The Senate on Wednesday voted 37-1 to approve a bill (SB 228) that would limit the amounts that outpatient clinics and pharmacies could charge to treat workers covered under the state workers' compensation system, the AP/Fresno Bee reports. The bill, sponsored by Sen. Richard Alarcon (D-Los Angeles), would mandate that outpatient surgery centers charge no more than 120% of the amounts reimbursed by Medicare for the same procedures and that pharmacies charge no more for prescription drugs than the amounts allowed by Medi-Cal. Alarcon said that the legislation would help "stabilize" the workers' compensation system and reduce costs by about $1.3 billion. Sen. Sam Aanestad (R-Grass Valley) cast the only vote against the bill, which he said would cause medical specialists to leave the workers' compensation system (Lawrence, AP/Fresno Bee, 6/5). Gov. Gray Davis (D) in May expressed support for the bill as part of a larger reform effort that he said would reduce costs for the workers' compensation system by at least $1.5 billion (California Healthline, 5/2).

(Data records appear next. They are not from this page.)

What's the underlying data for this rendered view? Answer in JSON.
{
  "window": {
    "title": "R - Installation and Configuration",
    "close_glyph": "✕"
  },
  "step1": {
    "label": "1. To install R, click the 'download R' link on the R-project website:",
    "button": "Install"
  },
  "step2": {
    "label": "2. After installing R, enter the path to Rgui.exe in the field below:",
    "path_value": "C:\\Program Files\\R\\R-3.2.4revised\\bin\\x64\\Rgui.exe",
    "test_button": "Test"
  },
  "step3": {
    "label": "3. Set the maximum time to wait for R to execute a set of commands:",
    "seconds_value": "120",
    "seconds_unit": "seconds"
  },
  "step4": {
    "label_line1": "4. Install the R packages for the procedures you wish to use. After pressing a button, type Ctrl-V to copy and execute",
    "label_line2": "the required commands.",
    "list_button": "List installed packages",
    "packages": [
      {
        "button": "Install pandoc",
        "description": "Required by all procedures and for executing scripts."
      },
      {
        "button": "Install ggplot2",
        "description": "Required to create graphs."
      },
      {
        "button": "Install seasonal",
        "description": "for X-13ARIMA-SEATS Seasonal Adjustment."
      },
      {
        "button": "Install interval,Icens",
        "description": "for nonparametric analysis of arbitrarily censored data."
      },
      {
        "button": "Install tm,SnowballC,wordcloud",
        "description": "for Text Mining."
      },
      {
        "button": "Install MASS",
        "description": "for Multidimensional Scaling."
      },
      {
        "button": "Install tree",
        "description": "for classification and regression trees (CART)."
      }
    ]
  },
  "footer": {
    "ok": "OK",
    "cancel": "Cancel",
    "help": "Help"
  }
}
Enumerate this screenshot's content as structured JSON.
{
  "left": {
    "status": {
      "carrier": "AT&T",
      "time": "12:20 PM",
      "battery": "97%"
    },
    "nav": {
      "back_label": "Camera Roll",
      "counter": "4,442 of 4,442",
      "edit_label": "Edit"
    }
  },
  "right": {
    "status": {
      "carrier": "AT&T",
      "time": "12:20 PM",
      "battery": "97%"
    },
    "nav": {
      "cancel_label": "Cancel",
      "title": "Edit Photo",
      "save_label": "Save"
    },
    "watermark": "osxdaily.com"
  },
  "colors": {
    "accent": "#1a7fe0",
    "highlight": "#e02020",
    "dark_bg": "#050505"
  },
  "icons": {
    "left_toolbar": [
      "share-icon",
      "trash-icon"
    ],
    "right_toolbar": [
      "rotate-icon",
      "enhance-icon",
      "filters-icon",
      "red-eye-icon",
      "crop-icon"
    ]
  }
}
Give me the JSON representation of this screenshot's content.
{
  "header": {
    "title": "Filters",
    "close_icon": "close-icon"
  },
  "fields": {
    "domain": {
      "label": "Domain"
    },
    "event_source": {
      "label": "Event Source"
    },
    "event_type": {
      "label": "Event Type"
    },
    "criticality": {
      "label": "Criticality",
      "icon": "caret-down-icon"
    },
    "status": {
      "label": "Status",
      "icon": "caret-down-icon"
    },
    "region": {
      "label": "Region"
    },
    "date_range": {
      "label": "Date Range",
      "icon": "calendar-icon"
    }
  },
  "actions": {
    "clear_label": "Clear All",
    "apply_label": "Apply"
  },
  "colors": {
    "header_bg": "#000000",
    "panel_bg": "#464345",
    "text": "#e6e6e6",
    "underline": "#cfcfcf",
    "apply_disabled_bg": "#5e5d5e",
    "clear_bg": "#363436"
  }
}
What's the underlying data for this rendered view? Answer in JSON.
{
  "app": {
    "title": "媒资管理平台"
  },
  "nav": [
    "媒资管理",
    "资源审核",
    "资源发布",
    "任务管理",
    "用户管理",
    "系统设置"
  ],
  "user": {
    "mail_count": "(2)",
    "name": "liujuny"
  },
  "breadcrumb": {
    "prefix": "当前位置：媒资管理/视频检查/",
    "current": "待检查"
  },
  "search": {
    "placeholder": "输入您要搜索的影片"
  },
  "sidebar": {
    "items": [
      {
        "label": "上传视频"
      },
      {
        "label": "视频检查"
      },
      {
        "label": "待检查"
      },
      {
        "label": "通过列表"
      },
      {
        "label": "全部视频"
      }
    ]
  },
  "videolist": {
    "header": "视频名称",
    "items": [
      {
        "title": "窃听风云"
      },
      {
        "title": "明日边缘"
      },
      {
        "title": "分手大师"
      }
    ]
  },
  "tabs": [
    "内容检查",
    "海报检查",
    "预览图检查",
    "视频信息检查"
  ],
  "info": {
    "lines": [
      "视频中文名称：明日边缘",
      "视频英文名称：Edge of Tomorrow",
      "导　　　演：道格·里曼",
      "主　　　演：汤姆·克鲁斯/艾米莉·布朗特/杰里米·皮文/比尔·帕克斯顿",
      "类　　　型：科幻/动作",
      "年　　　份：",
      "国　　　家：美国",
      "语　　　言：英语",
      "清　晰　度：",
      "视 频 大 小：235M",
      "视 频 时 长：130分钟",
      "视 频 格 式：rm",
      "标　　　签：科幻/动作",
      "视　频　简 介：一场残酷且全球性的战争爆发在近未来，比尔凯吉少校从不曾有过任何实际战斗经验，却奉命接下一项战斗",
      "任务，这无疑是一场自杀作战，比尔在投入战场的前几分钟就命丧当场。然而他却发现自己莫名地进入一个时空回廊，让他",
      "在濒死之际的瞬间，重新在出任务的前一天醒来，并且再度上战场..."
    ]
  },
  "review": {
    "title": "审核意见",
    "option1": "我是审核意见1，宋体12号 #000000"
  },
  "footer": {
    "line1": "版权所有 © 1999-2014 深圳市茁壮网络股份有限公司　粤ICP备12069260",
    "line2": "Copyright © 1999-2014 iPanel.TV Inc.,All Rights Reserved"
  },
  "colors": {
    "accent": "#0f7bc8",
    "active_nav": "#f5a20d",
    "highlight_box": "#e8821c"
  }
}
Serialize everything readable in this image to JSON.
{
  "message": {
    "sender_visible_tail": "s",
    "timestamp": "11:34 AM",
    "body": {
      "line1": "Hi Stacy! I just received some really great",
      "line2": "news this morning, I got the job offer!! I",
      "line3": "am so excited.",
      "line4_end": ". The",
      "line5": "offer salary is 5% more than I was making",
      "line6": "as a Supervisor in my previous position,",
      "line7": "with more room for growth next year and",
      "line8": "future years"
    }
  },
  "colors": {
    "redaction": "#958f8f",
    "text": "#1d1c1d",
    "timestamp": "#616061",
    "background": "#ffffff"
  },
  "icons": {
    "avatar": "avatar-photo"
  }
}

The Senate also voted 23-7 to approve a bill (SB 354) sponsored by Sen. Jackie Speier (D-Hillsborough) that would increase from $50,000 to $100,000 the maximum fine for individuals who make fraudulent workers' compensation claims. The legislation also would mandate that physicians could not refer workers' compensation patients to facilities in which they or their families hold a financial interest. In addition, the bill would limit workers' compensation claims for chiropractic care to 15 one-hour visits (SB 354 text, 6/3).This is part of the California Healthline Daily Edition, a summary of health policy coverage from major news organizations. Sign up for an email subscription.